▸ Exercise instructions
Would you output each record exactly as it stands?

Records supplied: Begin

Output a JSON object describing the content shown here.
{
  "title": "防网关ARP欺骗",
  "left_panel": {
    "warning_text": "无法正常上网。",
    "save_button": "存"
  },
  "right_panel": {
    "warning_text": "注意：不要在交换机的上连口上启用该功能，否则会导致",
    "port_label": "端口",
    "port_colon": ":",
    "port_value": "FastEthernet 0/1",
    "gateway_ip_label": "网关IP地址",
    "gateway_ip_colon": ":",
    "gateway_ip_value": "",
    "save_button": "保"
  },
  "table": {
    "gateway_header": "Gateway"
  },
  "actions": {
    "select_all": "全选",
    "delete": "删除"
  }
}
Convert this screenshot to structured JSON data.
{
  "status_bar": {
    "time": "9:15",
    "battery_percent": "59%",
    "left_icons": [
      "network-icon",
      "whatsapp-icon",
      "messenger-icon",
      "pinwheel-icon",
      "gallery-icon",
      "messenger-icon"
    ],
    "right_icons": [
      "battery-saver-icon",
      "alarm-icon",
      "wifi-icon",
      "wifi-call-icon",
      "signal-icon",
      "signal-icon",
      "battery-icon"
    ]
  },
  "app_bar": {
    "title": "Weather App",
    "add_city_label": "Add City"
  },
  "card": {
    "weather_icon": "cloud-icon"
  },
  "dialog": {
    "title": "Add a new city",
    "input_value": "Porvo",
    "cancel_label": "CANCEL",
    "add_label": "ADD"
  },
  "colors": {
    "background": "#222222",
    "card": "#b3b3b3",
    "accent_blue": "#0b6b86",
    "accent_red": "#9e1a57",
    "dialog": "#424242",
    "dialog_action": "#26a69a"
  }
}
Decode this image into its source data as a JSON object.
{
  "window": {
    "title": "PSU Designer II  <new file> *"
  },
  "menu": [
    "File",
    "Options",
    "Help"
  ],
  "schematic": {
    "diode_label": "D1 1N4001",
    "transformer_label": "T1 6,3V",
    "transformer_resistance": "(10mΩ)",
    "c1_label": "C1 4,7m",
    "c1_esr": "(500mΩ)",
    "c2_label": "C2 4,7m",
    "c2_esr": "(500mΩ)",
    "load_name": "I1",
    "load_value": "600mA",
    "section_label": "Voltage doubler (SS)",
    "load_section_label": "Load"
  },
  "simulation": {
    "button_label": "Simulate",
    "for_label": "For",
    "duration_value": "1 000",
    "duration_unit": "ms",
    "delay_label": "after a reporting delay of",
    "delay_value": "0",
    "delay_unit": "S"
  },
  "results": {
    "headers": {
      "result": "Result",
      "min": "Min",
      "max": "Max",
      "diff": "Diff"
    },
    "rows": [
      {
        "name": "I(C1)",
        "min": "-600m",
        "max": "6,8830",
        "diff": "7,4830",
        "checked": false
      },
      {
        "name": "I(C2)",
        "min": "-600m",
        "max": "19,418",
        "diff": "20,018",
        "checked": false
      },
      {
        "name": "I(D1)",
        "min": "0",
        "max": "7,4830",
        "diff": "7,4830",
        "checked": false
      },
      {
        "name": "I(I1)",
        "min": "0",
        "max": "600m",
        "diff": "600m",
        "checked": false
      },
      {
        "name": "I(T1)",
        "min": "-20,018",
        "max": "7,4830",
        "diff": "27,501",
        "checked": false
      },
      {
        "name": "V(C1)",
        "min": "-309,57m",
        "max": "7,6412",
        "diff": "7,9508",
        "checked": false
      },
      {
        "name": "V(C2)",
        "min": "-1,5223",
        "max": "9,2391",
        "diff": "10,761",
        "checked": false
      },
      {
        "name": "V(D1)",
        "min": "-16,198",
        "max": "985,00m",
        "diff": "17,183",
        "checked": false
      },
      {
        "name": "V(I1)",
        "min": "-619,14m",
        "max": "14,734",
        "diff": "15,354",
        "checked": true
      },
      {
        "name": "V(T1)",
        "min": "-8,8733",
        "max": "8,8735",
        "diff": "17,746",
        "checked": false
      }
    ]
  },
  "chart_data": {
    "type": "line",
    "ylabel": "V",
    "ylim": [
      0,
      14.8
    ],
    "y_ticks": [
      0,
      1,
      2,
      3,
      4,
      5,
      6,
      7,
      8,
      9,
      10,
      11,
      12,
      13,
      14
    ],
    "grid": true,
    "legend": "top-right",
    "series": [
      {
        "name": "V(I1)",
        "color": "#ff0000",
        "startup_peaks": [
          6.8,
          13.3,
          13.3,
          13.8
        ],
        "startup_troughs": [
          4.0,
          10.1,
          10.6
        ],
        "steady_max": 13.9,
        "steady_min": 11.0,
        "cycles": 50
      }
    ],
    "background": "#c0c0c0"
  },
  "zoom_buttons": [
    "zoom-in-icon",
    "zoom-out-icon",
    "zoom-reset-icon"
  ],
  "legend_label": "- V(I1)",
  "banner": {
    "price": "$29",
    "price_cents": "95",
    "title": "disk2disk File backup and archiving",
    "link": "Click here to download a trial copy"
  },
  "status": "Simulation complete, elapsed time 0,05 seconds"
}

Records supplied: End

▸ Output for this task
Output a JSON object describing the content shown here.
{
  "title": "防网关ARP欺骗",
  "left_panel": {
    "warning_text": "无法正常上网。",
    "save_button": "存"
  },
  "right_panel": {
    "warning_text": "注意：不要在交换机的上连口上启用该功能，否则会导致",
    "port_label": "端口",
    "port_colon": ":",
    "port_value": "FastEthernet 0/1",
    "gateway_ip_label": "网关IP地址",
    "gateway_ip_colon": ":",
    "gateway_ip_value": "",
    "save_button": "保"
  },
  "table": {
    "gateway_header": "Gateway"
  },
  "actions": {
    "select_all": "全选",
    "delete": "删除"
  }
}
Convert this screenshot to structured JSON data.
{
  "status_bar": {
    "time": "9:15",
    "battery_percent": "59%",
    "left_icons": [
      "network-icon",
      "whatsapp-icon",
      "messenger-icon",
      "pinwheel-icon",
      "gallery-icon",
      "messenger-icon"
    ],
    "right_icons": [
      "battery-saver-icon",
      "alarm-icon",
      "wifi-icon",
      "wifi-call-icon",
      "signal-icon",
      "signal-icon",
      "battery-icon"
    ]
  },
  "app_bar": {
    "title": "Weather App",
    "add_city_label": "Add City"
  },
  "card": {
    "weather_icon": "cloud-icon"
  },
  "dialog": {
    "title": "Add a new city",
    "input_value": "Porvo",
    "cancel_label": "CANCEL",
    "add_label": "ADD"
  },
  "colors": {
    "background": "#222222",
    "card": "#b3b3b3",
    "accent_blue": "#0b6b86",
    "accent_red": "#9e1a57",
    "dialog": "#424242",
    "dialog_action": "#26a69a"
  }
}
Decode this image into its source data as a JSON object.
{
  "window": {
    "title": "PSU Designer II  <new file> *"
  },
  "menu": [
    "File",
    "Options",
    "Help"
  ],
  "schematic": {
    "diode_label": "D1 1N4001",
    "transformer_label": "T1 6,3V",
    "transformer_resistance": "(10mΩ)",
    "c1_label": "C1 4,7m",
    "c1_esr": "(500mΩ)",
    "c2_label": "C2 4,7m",
    "c2_esr": "(500mΩ)",
    "load_name": "I1",
    "load_value": "600mA",
    "section_label": "Voltage doubler (SS)",
    "load_section_label": "Load"
  },
  "simulation": {
    "button_label": "Simulate",
    "for_label": "For",
    "duration_value": "1 000",
    "duration_unit": "ms",
    "delay_label": "after a reporting delay of",
    "delay_value": "0",
    "delay_unit": "S"
  },
  "results": {
    "headers": {
      "result": "Result",
      "min": "Min",
      "max": "Max",
      "diff": "Diff"
    },
    "rows": [
      {
        "name": "I(C1)",
        "min": "-600m",
        "max": "6,8830",
        "diff": "7,4830",
        "checked": false
      },
      {
        "name": "I(C2)",
        "min": "-600m",
        "max": "19,418",
        "diff": "20,018",
        "checked": false
      },
      {
        "name": "I(D1)",
        "min": "0",
        "max": "7,4830",
        "diff": "7,4830",
        "checked": false
      },
      {
        "name": "I(I1)",
        "min": "0",
        "max": "600m",
        "diff": "600m",
        "checked": false
      },
      {
        "name": "I(T1)",
        "min": "-20,018",
        "max": "7,4830",
        "diff": "27,501",
        "checked": false
      },
      {
        "name": "V(C1)",
        "min": "-309,57m",
        "max": "7,6412",
        "diff": "7,9508",
        "checked": false
      },
      {
        "name": "V(C2)",
        "min": "-1,5223",
        "max": "9,2391",
        "diff": "10,761",
        "checked": false
      },
      {
        "name": "V(D1)",
        "min": "-16,198",
        "max": "985,00m",
        "diff": "17,183",
        "checked": false
      },
      {
        "name": "V(I1)",
        "min": "-619,14m",
        "max": "14,734",
        "diff": "15,354",
        "checked": true
      },
      {
        "name": "V(T1)",
        "min": "-8,8733",
        "max": "8,8735",
        "diff": "17,746",
        "checked": false
      }
    ]
  },
  "chart_data": {
    "type": "line",
    "ylabel": "V",
    "ylim": [
      0,
      14.8
    ],
    "y_ticks": [
      0,
      1,
      2,
      3,
      4,
      5,
      6,
      7,
      8,
      9,
      10,
      11,
      12,
      13,
      14
    ],
    "grid": true,
    "legend": "top-right",
    "series": [
      {
        "name": "V(I1)",
        "color": "#ff0000",
        "startup_peaks": [
          6.8,
          13.3,
          13.3,
          13.8
        ],
        "startup_troughs": [
          4.0,
          10.1,
          10.6
        ],
        "steady_max": 13.9,
        "steady_min": 11.0,
        "cycles": 50
      }
    ],
    "background": "#c0c0c0"
  },
  "zoom_buttons": [
    "zoom-in-icon",
    "zoom-out-icon",
    "zoom-reset-icon"
  ],
  "legend_label": "- V(I1)",
  "banner": {
    "price": "$29",
    "price_cents": "95",
    "title": "disk2disk File backup and archiving",
    "link": "Click here to download a trial copy"
  },
  "status": "Simulation complete, elapsed time 0,05 seconds"
}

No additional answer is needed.